The Orion Nebula: David Malin
The constellation Ursa Major
The stars of the Plough, shown linked by the thicker lines in the chart above, form one of the most recognised star patterns in the sky. Also called the Big Dipper, after the soup ladles used by farmer's wives in America to serve soup to the farm workers at lunchtime, it forms part of the Great Bear constellation - not quite so easy to make out! The stars Merak and Dubhe form the pointers which will lead you to the Pole Star, and hence find North. The stars Alcor and Mizar form a naked eye double which repays observation in a small telescope as Mizar is then shown to be an easily resolved double star. A fainter reddish star forms a triangle with Alcor and Mizar.

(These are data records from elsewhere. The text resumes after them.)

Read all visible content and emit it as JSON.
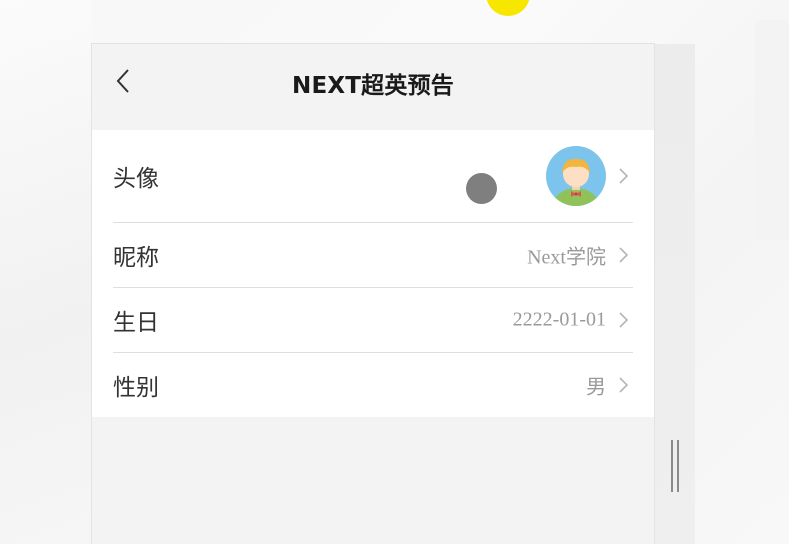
{
  "header": {
    "title": "NEXT超英预告",
    "back_icon": "chevron-left-icon"
  },
  "profile": {
    "items": [
      {
        "label": "头像",
        "value": "",
        "type": "avatar",
        "icon": "avatar-image"
      },
      {
        "label": "昵称",
        "value": "Next学院"
      },
      {
        "label": "生日",
        "value": "2222-01-01"
      },
      {
        "label": "性别",
        "value": "男"
      }
    ],
    "chevron_icon": "chevron-right-icon"
  },
  "colors": {
    "background": "#f3f3f3",
    "list_background": "#ffffff",
    "label_text": "#333333",
    "value_text": "#9a9a9a",
    "cursor_highlight": "#f7e600",
    "touch_indicator": "#7f7f7f"
  }
}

Ursa Major contains many interesting "deep sky" objects. The brightest, listed in Messier's Catalogue, are shown on the chart, but there are many fainter galaxies in the region too. In the upper right of the constellation are a pair of interacting galaxies M81 and M82 shown in the image below. M82 is undergoing a major burst of star formation and hence called a "starburst galaxy". They can be seen together using a low power eyepiece on a small telescope.
M81 and M82

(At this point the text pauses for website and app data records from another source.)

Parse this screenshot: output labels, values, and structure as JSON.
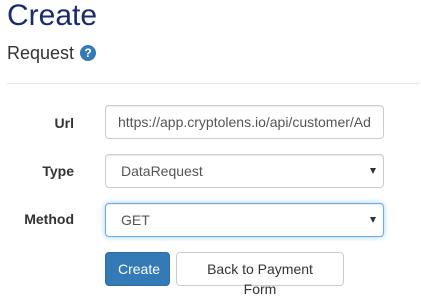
{
  "header": {
    "title": "Create",
    "subtitle": "Request",
    "help_icon_glyph": "?"
  },
  "form": {
    "url": {
      "label": "Url",
      "value": "https://app.cryptolens.io/api/customer/AddCustomer"
    },
    "type": {
      "label": "Type",
      "selected": "DataRequest"
    },
    "method": {
      "label": "Method",
      "selected": "GET"
    }
  },
  "actions": {
    "create_label": "Create",
    "back_label": "Back to Payment Form"
  },
  "colors": {
    "title": "#1a2b6d",
    "primary": "#337ab7",
    "focus_border": "#66afe9"
  }
}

Another, and very beautiful, galaxy is M101 which looks rather like a pinwheel firework, hence its other name the Pinwheel Galaxy. It was discovered in1781 and was a late entry to Messier's calalogue of nebulous objects. It is a type Sc spiral galaxy seen face on which is at a distance of about 24 million light years. Type Sc galaxies have a relativly small nucleus and open spiral arms. With an overall diameter of 170,000 light it is one of the largest spirals known (the Milky Way has a diameter of ~ 130,000 light years).
M101 - The Ursa Major Pinwheel Galaxy
Though just outside the constellation boundary, M51 lies close to Alkaid, the leftmost star of the Plough. Also called the Whirlpool Galaxy it is being deformed by the passage of the smaller galaxy on the left. This is now gravitationally captured by M51 and the two will eventually merge. M51 lies at a distance of about 37 million light years and was the first galaxy in which spiral arms were seen. It was discovered by Charles Messier in 1773 and the spiral structure was observed by Lord Rosse in 1845 using the 72" reflector at Birr Castle in Ireland - for many years the largest telescope in the world.
M51 - The Whirlpool Galaxy
Lying close to Merak is the planetary nebula M97 which is usually called the Owl Nebula due to its resemblance to an owl's face with two large eyes. It was first called this by Lord Rosse who drew it in 1848 - as shown in the image below right. Planetary nebulae ar the remnants of stars similar in size to our Sun. When all possible nuclear fusion processes are complete, the central core collpses down into a "white dwarf" star and the the outer parts of the star are blown off to form the surrounding nebula.
M97 - The Owl Planetary Nebula Lord Rosse's 1848 drawing of the Owl Nebula